We Will Become an Anti-Racist Organization
Dear Project HOME community:
As a follow-up to our first statement of grief and solidarity, we wanted to share the process that Project HOME has begun to become an antiracist organization.
Recognizing that Project HOME serves predominantly Black people, but our leadership has been overwhelmingly white, we are taking a hard look at ourselves and committing to becoming antiracist.
Begun over a year and a half ago, Project HOME has developed a Diversity, Equity, and Inclusion (DEI) initiative, devoting leadership teams, monetary resources, and concrete goals in our strategic plan to help us transform our internal culture to match our external mission.
We will fuel necessary internal changes.

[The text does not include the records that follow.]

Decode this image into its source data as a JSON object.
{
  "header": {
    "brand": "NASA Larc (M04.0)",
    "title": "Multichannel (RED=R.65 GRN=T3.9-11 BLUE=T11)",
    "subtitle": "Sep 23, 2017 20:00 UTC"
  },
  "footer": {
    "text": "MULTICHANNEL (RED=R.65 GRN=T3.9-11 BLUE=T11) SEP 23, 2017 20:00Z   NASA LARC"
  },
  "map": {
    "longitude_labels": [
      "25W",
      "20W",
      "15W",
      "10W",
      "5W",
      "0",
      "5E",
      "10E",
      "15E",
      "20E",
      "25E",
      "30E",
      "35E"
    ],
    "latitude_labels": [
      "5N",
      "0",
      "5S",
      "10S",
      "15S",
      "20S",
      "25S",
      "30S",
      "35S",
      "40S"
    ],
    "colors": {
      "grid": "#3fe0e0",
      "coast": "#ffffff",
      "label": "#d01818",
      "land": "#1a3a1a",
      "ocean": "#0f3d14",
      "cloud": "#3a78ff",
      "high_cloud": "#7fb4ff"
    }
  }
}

We are financially committing, over the next three years, to fund and address diversity, equity, and inclusion (DEI) at Project HOME, beginning with race equity. This month, we will receive our 3-year plan from Frontline Solutions, a company that works on the front lines of change to help nonprofits like ours define DEI goals. It will highlight specific steps in our leadership, operations, and culture which will make Project HOME a more inclusive organization. Despite the havoc COVID-19 has wreaked on our budget, we will fund this work.
DEI goals are a major focus of our 3-year strategic plan. We are committed to doing this work and acknowledging and learning from our mistakes.
We will create new spaces to support staff and residents.
Staff-led racial identity groups started meeting last week and will continue going forward. We encourage all staff to come, share and learn, and propose their own groups or topics as part of our Mission Nurture and race equity efforts.
We will be intentional about lifting up Black voices and leadership as mentors in our work: We will call on internal and external experts to support conversations on becoming antiracist, both as individuals and organizationally. Internally, we will continue to follow the leadership of our staff-elected DEI committee. We realize this labor should not rest on our Black community members and will move forward accordingly.
We will continue existing spaces of support. We invite residents and staff to join (virtual) Inspirational Meetings every Tuesday, online staff retreats every Monday and Friday, and other spaces for conversation and healing.
We will expand resources for allies and people of color.
We’ve created a space with resources, tools, and action steps. You can access those resources here. Social media, voter engagement, and public statements (including this one) will highlight how public officials and the community at large can help fight racism and police brutality.
We will raise our organizational voice.
Email signatures will amplify our commitment to antiracism. Through online advocacy actions and improved tools for people to reach elected officials, we will call for legislative solutions to institutional racism.
We will continue to carefully navigate our relationship with the police.
We commit to the safety of the Black community. Services like the Hub of Hope, street outreach, health services, and property management operate in some relationship with the police. These relationships will be reviewed and handled with awareness, Black humanity, and community impact at the forefront.
When most of the groundwork for the above was in place, George Floyd, Breonna Taylor, and Ahmaud Arbery were still alive. We will not forget them. Our anger will reshape us individually and make Project HOME a different organization, better equipped to do our work.
We meet these days in grief, but also with a renewed sense of action, strength, resistance and resilience. How we live into this time - how well we do the necessary work internally and externally - is what, ultimately, will bring us home. Together.
In grief, solidarity, love, and care,
Sister Mary Scullion, Joan Dawson McConnon, and the DEI Steering Committee (Barb Hadley, Dee Dee Risher, Claude Robinson, Ebony Durant, Emmanuel Sofolawe, Jamaine Smith, Karin Williamson, Kristopher Robinson)
Note: We are using “Black people” in place of “people of color.” Racial injustice, violence, and police brutality impact all people of color. We acknowledge Black people and communities are disproportionately impacted by police violence and Black people are killed by police more than twice as often as white people.